---------- Excerpted records ----------

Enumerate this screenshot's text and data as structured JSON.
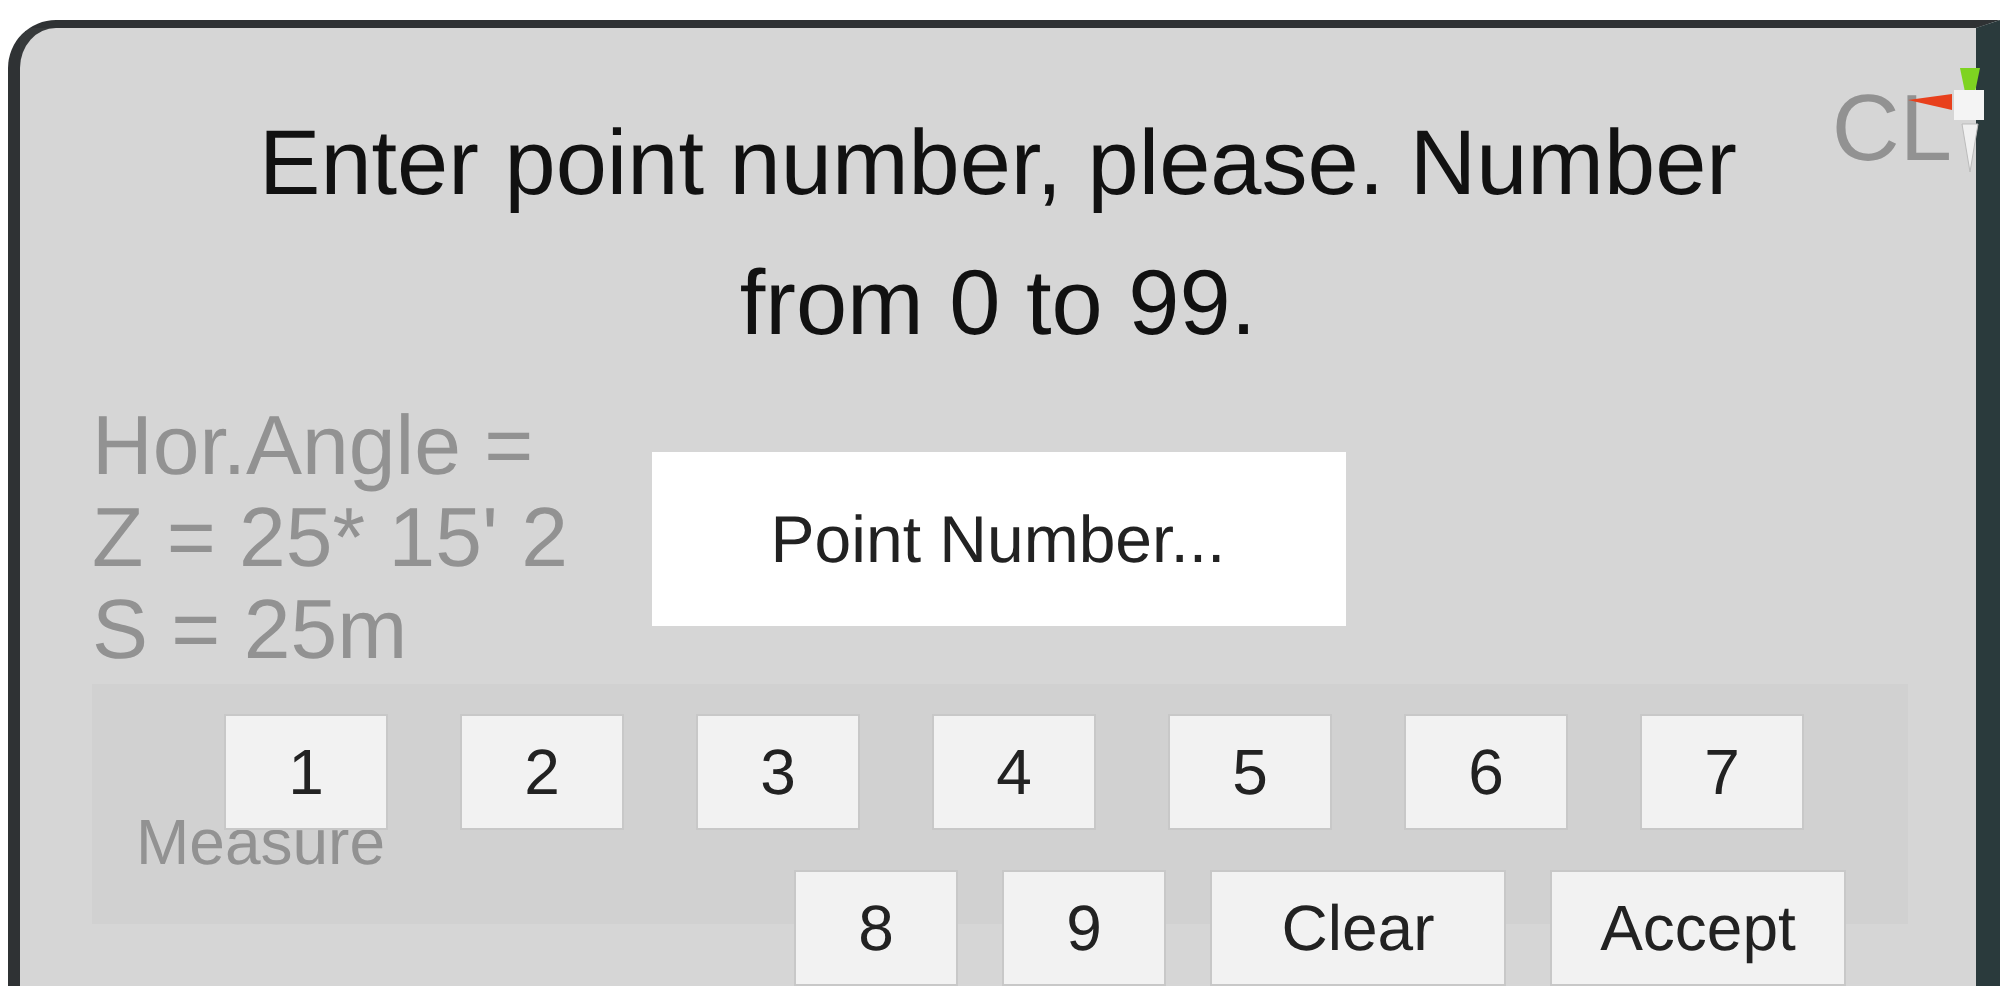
{
  "background_readings": [
    "Hor.Angle =",
    "Z = 25* 15' 2",
    "S = 25m"
  ],
  "background_corner_label": "CL",
  "background_buttons": [
    "Measure"
  ],
  "prompt": "Enter point number, please. Number from 0 to 99.",
  "input": {
    "placeholder": "Point Number..."
  },
  "keypad": [
    [
      "1",
      "2",
      "3",
      "4",
      "5",
      "6",
      "7"
    ],
    [
      "8",
      "9",
      "Clear",
      "Accept"
    ]
  ]
}
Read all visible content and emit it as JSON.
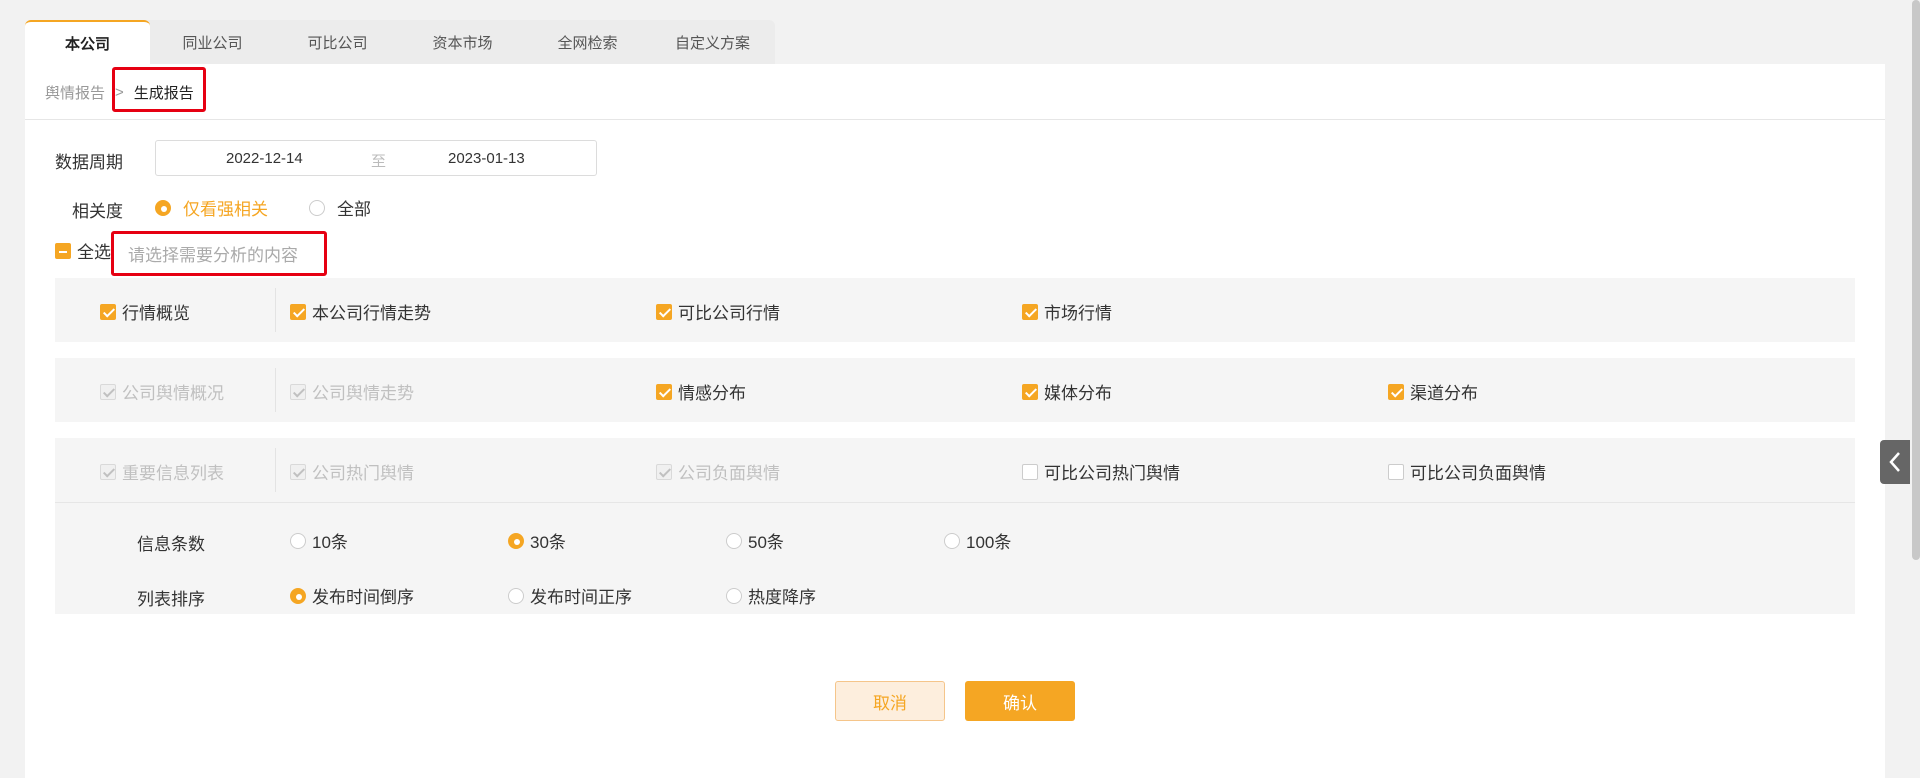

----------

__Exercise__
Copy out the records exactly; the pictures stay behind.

__Your solution__
Enumerate this screenshot's text and data as structured JSON.
{
  "background_readings": [
    "Hor.Angle =",
    "Z = 25* 15' 2",
    "S = 25m"
  ],
  "background_corner_label": "CL",
  "background_buttons": [
    "Measure"
  ],
  "prompt": "Enter point number, please. Number from 0 to 99.",
  "input": {
    "placeholder": "Point Number..."
  },
  "keypad": [
    [
      "1",
      "2",
      "3",
      "4",
      "5",
      "6",
      "7"
    ],
    [
      "8",
      "9",
      "Clear",
      "Accept"
    ]
  ]
}
Read all visible content and emit it as JSON.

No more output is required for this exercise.